titles is the same as the "ya" in the names used by merchants, who
substituted their "trade-names" (yaoya - greengrocer, kamiya
- paper seller, etc.) for family names much as medieval tradesmen in Europe
called themselves "Smith" or "Gardener." Any member of the acting family can
be called by the yago of his family, but traditionally it is always
particularly associated with the senior members. To shout an actor's yago
is the most popular way of applauding." Quoted from: The Kabuki Handbook
by Aubrey and Giovanna Halford, p. 396.
Tower or turret used to
traditionally mark the site of a licensed kabuki theater. It is also
referred to as a drum tower.
This is the name of one
of the two comic figures of The Shank's Mare by Jippensha Ikku. It is
also the name of a balancing toy as shown here.
"Yajirobei balancing dolls were made to look as if he was carrying
packages (by balancing them across his shoulders). His name was not only
well-known as the balancing doll, but also as a collective term for the
balancing games played in Edo times." Quoted from: Pattern Sourcebook:
Japanese Style 2 by Shigeki Nakamura, p. 18.
There is a book illustrated by Itchō from 1770 in the collection of the
Metropolitan Museum of Art which shows a peddler of Yajirobei toys drawing
the interest of 3 children.
Yakara no tama
The flaming jewel
See also our entry
A roofed boat used for
[涼み舟 or すずみぶね] or 'cooling boats' were the most luxurious method Edo
residents utilized to cool themselves in summer. Sitting on richly decorated
boats and surrounded by beautiful women and many servants, they enjoyed cool
breezes as their boats slowly glided down the Sumida River, while they drank
sake and ate delicious food."
boats' were specially constructed and were generally called yakata-bune
or roofed boats. Some them were quite big, reaching a length of more than 50
to 60 feet."
Said to have begun
during a particularly hot summer during the Keicho era (1596-1614). In time
they became ostentatious signs of prestige and wealth and full-blown
Source and quotes
from: Mock Joya's Things Japanese, pp. 500-1.
The image to the
left is a detail from a print by Hiroshige.
"Yakko is the costume
worn by the lowest order of servants or footmen, who are also known as
yakko or chūgen. These men are attached to the households of

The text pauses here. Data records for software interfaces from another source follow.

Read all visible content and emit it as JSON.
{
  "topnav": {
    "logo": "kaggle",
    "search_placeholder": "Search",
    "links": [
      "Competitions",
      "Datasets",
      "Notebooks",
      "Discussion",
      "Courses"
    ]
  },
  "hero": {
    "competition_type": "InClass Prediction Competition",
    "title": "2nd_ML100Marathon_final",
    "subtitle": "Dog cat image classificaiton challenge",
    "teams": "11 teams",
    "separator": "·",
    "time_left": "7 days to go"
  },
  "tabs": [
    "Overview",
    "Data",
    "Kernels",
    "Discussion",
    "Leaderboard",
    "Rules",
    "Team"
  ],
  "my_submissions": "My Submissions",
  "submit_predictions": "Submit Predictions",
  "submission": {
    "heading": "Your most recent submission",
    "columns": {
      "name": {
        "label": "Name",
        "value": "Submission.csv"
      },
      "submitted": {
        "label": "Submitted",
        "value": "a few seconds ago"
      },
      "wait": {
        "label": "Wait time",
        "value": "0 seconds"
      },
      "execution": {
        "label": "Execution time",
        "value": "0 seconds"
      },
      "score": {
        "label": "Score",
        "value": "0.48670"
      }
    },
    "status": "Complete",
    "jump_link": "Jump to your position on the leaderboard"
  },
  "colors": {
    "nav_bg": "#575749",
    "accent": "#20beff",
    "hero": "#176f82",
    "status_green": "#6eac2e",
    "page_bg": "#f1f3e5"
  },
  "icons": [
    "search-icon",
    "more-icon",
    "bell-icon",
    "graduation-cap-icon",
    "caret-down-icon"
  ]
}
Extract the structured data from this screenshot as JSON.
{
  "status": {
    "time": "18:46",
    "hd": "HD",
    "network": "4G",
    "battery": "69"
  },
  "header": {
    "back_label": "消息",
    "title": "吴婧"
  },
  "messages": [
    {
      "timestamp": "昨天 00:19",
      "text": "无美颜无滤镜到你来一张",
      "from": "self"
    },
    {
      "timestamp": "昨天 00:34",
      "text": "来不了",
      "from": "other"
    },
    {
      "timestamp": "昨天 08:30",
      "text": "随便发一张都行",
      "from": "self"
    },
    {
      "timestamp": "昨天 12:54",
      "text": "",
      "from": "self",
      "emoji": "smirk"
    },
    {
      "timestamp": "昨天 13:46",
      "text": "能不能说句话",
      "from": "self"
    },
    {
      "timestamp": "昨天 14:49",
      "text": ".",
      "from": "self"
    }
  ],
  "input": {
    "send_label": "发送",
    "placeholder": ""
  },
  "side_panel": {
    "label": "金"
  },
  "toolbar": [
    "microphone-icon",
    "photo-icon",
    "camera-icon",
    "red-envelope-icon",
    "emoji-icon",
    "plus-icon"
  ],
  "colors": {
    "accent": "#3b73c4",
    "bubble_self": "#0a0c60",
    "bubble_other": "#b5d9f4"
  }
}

military men and for that reason appear in jidai-mono. Servants of
the same status working for the daimyō were called ashigaru. ¶ When
the yakko had no special duty, he cleaned the garden, chopped wood,
or accompanied his lord as a footman, and toward evening, when his lord went
visiting, the yakko was permitted to wear one sword. Though he was
considered unqualified to go into battle, he took charge of the horses and
cleaned his master's swords within the battle encampment. ¶ Chōbei of
Banzuin (the Banzuin Chōbei of Kabuki fame), purported to be the most
admired otokodate, started his adult life as a chūgen. Though
these people came from the underprivileged class of the community during
Edo,they were treated somewhat as heroes by the public, since some of their
members became Kabuki actors. Danjūrō I was a chūgen, then an
otokodate before becoming an actor. The rise of chūgen to the status of
actors gave the commoners a feeling of intimacy, one of sharing, with the
men who had broken from their ranks. ¶ The Kabuki yakko or chūgen
is a handsome, a charming, or a foppish servant referred to as either
iro-yakko (iro, color or sensual passion) or shusu (satin)
yakko. He is played by an outstanding mature actor or a promising
young one. In the past, the yakko took a rather prominent part in historical
plays, but his parts are not so major today." Quoted from: Kabuki
Costume... by Ruth Shaver, pp. 137-138.
The image to the left is by Ashiyuki and comes from the Lyon Collection.